It is identified by the presence of irregular stripe of ground glassing with pulmonary vascular thickening (Table/Fig 8) owing to increased vascular permeability leading to dilatation of pulmonary capillaries and thereby causing pulmonary vascular thickening. In a study by Jin J et al., reported feather sign and dandelion sign to be typical imaging features of vasculopathy seen in COVID-19 pneumonia (14).
Few of the other named CT signs in literature include pomegranate sign and rime sign although these signs were not identified in our institute but the imaging features have been described below.
1. Pomegranate sign: It is characterised by increased range of GGO and the significant thickening of the interlobular septum, complicated with a small amount of punctate alveolar haemorrhage. It is an exudative lesion accompanied by tiny amount of bleeding, showing round and imbricates arrangement similar to a pomegranate.
2. Rime sign: Defined as multiple exudative and punctate haemorrhages in the lesion accompanied with extensive interstitial fibrosis forming large white lung, similar to white rime attached to the branches. On CT imaging diffuse GGO, vascular thickening, interlobular septal thickening, showing “rime sign” is seen in lungs (15).
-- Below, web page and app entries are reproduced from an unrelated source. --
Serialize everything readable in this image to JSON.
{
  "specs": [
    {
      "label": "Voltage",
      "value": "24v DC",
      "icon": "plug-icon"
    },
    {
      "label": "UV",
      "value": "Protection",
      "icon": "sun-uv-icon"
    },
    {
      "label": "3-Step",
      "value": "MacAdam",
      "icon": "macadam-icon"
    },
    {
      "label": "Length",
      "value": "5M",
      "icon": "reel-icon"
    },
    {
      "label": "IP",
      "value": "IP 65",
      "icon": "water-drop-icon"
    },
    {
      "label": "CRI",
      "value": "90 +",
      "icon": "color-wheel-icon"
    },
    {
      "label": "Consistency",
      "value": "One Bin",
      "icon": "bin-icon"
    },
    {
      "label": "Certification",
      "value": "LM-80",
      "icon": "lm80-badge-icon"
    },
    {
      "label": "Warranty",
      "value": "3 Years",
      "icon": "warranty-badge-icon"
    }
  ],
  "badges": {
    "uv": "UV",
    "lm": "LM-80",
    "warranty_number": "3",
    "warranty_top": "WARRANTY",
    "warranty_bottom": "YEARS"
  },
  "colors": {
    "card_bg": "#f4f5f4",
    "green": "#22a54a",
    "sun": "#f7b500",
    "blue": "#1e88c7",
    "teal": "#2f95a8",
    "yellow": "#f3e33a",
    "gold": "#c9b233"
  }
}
These are some of the most commonly observed CT imaging findings in COVID-19 pneumonia cases at our institute. We wanted to illustrate and interpret some of the named signs to familiarise the named signs and their differential diagnosis. Though imaging findings in COVID-19 pneumonia revealed a wide spectrum, indicating a significant overlap with various infectious and non infectious aetiologies, with an exception of the feather sign, vascular tree in bud and dandelion sign which are typical imaging findings in COVID-19. However, the other signs are not pathognomonic to COVID-19, they are still commonly seen.
Date of Submission: Sep 04, 2021
Date of Peer Review: Nov 10, 2021
Date of Acceptance: Dec 02, 2021
Date of Publishing: Jan 01, 2022
• Financial or Other Competing Interests: None
• Was informed consent obtained from the subjects involved in the study? Yes
• For any images presented appropriate consent has been obtained from the subjects. Yes
PLAGIARISM CHECKING METHODS:
• Plagiarism X-checker: Sep 06, 2021
• Manual Googling: Sep 06, 2021
• iThenticate Software: Dec 01, 2021 (20%)
ETYMOLOGY: Author Origin
- Emerging Sources Citation Index (Web of Science, thomsonreuters)
- Index Copernicus ICV 2017: 134.54
- Academic Search Complete Database
- Directory of Open Access Journals (DOAJ)
- Google Scholar
- HINARI Access to Research in Health Programme
- Indian Science Abstracts (ISA)
- Journal seek Database
- Popline (reproductive health literature)